[Data about app and page elements]

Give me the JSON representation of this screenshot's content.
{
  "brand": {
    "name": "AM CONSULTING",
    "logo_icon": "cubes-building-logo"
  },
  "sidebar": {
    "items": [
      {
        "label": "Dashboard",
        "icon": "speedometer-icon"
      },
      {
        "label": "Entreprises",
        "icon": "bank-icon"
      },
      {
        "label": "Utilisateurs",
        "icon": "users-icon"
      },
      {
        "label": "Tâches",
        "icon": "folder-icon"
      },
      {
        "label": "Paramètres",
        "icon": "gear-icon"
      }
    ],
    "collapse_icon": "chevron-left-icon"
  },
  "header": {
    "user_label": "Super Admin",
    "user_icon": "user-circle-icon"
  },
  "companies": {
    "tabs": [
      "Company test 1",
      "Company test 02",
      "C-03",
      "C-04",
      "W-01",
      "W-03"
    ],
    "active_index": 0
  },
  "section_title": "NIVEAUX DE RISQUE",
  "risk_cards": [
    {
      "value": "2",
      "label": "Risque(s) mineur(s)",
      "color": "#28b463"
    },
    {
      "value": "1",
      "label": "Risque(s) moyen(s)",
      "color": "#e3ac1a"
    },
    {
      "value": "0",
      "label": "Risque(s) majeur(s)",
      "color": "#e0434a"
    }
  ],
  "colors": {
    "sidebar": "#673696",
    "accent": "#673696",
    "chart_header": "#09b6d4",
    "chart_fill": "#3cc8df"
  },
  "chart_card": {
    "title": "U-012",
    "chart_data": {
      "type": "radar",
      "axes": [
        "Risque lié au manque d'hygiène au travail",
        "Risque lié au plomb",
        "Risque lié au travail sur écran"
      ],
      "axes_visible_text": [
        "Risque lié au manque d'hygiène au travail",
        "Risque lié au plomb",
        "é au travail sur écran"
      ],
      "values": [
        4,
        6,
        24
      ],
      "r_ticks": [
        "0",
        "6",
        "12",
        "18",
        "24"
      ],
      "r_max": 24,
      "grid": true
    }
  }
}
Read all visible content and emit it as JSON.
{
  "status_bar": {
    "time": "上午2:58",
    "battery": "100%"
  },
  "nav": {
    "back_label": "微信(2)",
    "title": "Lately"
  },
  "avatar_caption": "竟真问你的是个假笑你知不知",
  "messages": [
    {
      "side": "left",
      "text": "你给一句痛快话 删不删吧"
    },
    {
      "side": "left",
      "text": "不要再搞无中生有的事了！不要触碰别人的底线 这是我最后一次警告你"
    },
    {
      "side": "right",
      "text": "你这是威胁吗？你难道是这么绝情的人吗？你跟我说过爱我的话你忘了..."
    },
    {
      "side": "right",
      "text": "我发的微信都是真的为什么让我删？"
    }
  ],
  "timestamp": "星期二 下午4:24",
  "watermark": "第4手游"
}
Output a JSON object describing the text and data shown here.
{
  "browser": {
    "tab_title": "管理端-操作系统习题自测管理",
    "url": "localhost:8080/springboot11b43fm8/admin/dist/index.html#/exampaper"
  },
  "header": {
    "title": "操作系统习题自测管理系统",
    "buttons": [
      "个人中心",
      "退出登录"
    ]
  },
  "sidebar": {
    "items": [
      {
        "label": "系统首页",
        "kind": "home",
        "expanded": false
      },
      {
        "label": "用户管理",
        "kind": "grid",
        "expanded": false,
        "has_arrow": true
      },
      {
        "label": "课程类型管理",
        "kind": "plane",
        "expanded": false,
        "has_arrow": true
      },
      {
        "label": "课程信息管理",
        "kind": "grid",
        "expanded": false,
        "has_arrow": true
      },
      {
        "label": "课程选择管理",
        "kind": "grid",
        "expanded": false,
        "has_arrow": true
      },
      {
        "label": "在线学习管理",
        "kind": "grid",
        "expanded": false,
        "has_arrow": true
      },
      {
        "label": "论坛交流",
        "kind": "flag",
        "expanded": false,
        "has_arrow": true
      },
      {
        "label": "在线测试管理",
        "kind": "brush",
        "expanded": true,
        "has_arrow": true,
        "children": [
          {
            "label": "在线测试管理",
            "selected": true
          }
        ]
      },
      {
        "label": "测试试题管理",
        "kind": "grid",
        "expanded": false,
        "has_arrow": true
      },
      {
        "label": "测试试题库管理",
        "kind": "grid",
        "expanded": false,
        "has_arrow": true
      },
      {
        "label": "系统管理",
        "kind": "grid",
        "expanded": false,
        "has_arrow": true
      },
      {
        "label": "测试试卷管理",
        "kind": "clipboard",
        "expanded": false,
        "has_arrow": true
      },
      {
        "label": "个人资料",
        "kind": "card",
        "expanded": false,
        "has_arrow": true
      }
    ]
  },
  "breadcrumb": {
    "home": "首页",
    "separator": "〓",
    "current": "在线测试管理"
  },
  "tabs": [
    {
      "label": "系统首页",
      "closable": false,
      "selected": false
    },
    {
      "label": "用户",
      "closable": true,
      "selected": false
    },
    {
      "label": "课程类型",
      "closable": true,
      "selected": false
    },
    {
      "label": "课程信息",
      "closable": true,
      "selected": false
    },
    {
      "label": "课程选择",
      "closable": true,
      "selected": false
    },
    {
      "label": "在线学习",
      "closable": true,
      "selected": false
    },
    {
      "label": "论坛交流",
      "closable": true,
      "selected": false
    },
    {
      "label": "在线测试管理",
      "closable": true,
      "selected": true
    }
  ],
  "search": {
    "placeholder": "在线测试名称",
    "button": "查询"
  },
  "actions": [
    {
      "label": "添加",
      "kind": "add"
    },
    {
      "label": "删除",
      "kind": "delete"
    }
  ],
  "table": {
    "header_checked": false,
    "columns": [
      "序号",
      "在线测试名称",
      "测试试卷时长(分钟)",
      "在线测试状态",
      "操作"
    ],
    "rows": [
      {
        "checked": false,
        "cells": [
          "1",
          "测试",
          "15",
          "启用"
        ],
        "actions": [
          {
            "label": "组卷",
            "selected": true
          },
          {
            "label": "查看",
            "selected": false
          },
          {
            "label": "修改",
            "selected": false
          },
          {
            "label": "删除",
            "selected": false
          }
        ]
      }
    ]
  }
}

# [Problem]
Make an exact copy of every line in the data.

# [Finished task]
Give me the JSON representation of this screenshot's content.
{
  "brand": {
    "name": "AM CONSULTING",
    "logo_icon": "cubes-building-logo"
  },
  "sidebar": {
    "items": [
      {
        "label": "Dashboard",
        "icon": "speedometer-icon"
      },
      {
        "label": "Entreprises",
        "icon": "bank-icon"
      },
      {
        "label": "Utilisateurs",
        "icon": "users-icon"
      },
      {
        "label": "Tâches",
        "icon": "folder-icon"
      },
      {
        "label": "Paramètres",
        "icon": "gear-icon"
      }
    ],
    "collapse_icon": "chevron-left-icon"
  },
  "header": {
    "user_label": "Super Admin",
    "user_icon": "user-circle-icon"
  },
  "companies": {
    "tabs": [
      "Company test 1",
      "Company test 02",
      "C-03",
      "C-04",
      "W-01",
      "W-03"
    ],
    "active_index": 0
  },
  "section_title": "NIVEAUX DE RISQUE",
  "risk_cards": [
    {
      "value": "2",
      "label": "Risque(s) mineur(s)",
      "color": "#28b463"
    },
    {
      "value": "1",
      "label": "Risque(s) moyen(s)",
      "color": "#e3ac1a"
    },
    {
      "value": "0",
      "label": "Risque(s) majeur(s)",
      "color": "#e0434a"
    }
  ],
  "colors": {
    "sidebar": "#673696",
    "accent": "#673696",
    "chart_header": "#09b6d4",
    "chart_fill": "#3cc8df"
  },
  "chart_card": {
    "title": "U-012",
    "chart_data": {
      "type": "radar",
      "axes": [
        "Risque lié au manque d'hygiène au travail",
        "Risque lié au plomb",
        "Risque lié au travail sur écran"
      ],
      "axes_visible_text": [
        "Risque lié au manque d'hygiène au travail",
        "Risque lié au plomb",
        "é au travail sur écran"
      ],
      "values": [
        4,
        6,
        24
      ],
      "r_ticks": [
        "0",
        "6",
        "12",
        "18",
        "24"
      ],
      "r_max": 24,
      "grid": true
    }
  }
}
Read all visible content and emit it as JSON.
{
  "status_bar": {
    "time": "上午2:58",
    "battery": "100%"
  },
  "nav": {
    "back_label": "微信(2)",
    "title": "Lately"
  },
  "avatar_caption": "竟真问你的是个假笑你知不知",
  "messages": [
    {
      "side": "left",
      "text": "你给一句痛快话 删不删吧"
    },
    {
      "side": "left",
      "text": "不要再搞无中生有的事了！不要触碰别人的底线 这是我最后一次警告你"
    },
    {
      "side": "right",
      "text": "你这是威胁吗？你难道是这么绝情的人吗？你跟我说过爱我的话你忘了..."
    },
    {
      "side": "right",
      "text": "我发的微信都是真的为什么让我删？"
    }
  ],
  "timestamp": "星期二 下午4:24",
  "watermark": "第4手游"
}
Output a JSON object describing the text and data shown here.
{
  "browser": {
    "tab_title": "管理端-操作系统习题自测管理",
    "url": "localhost:8080/springboot11b43fm8/admin/dist/index.html#/exampaper"
  },
  "header": {
    "title": "操作系统习题自测管理系统",
    "buttons": [
      "个人中心",
      "退出登录"
    ]
  },
  "sidebar": {
    "items": [
      {
        "label": "系统首页",
        "kind": "home",
        "expanded": false
      },
      {
        "label": "用户管理",
        "kind": "grid",
        "expanded": false,
        "has_arrow": true
      },
      {
        "label": "课程类型管理",
        "kind": "plane",
        "expanded": false,
        "has_arrow": true
      },
      {
        "label": "课程信息管理",
        "kind": "grid",
        "expanded": false,
        "has_arrow": true
      },
      {
        "label": "课程选择管理",
        "kind": "grid",
        "expanded": false,
        "has_arrow": true
      },
      {
        "label": "在线学习管理",
        "kind": "grid",
        "expanded": false,
        "has_arrow": true
      },
      {
        "label": "论坛交流",
        "kind": "flag",
        "expanded": false,
        "has_arrow": true
      },
      {
        "label": "在线测试管理",
        "kind": "brush",
        "expanded": true,
        "has_arrow": true,
        "children": [
          {
            "label": "在线测试管理",
            "selected": true
          }
        ]
      },
      {
        "label": "测试试题管理",
        "kind": "grid",
        "expanded": false,
        "has_arrow": true
      },
      {
        "label": "测试试题库管理",
        "kind": "grid",
        "expanded": false,
        "has_arrow": true
      },
      {
        "label": "系统管理",
        "kind": "grid",
        "expanded": false,
        "has_arrow": true
      },
      {
        "label": "测试试卷管理",
        "kind": "clipboard",
        "expanded": false,
        "has_arrow": true
      },
      {
        "label": "个人资料",
        "kind": "card",
        "expanded": false,
        "has_arrow": true
      }
    ]
  },
  "breadcrumb": {
    "home": "首页",
    "separator": "〓",
    "current": "在线测试管理"
  },
  "tabs": [
    {
      "label": "系统首页",
      "closable": false,
      "selected": false
    },
    {
      "label": "用户",
      "closable": true,
      "selected": false
    },
    {
      "label": "课程类型",
      "closable": true,
      "selected": false
    },
    {
      "label": "课程信息",
      "closable": true,
      "selected": false
    },
    {
      "label": "课程选择",
      "closable": true,
      "selected": false
    },
    {
      "label": "在线学习",
      "closable": true,
      "selected": false
    },
    {
      "label": "论坛交流",
      "closable": true,
      "selected": false
    },
    {
      "label": "在线测试管理",
      "closable": true,
      "selected": true
    }
  ],
  "search": {
    "placeholder": "在线测试名称",
    "button": "查询"
  },
  "actions": [
    {
      "label": "添加",
      "kind": "add"
    },
    {
      "label": "删除",
      "kind": "delete"
    }
  ],
  "table": {
    "header_checked": false,
    "columns": [
      "序号",
      "在线测试名称",
      "测试试卷时长(分钟)",
      "在线测试状态",
      "操作"
    ],
    "rows": [
      {
        "checked": false,
        "cells": [
          "1",
          "测试",
          "15",
          "启用"
        ],
        "actions": [
          {
            "label": "组卷",
            "selected": true
          },
          {
            "label": "查看",
            "selected": false
          },
          {
            "label": "修改",
            "selected": false
          },
          {
            "label": "删除",
            "selected": false
          }
        ]
      }
    ]
  }
}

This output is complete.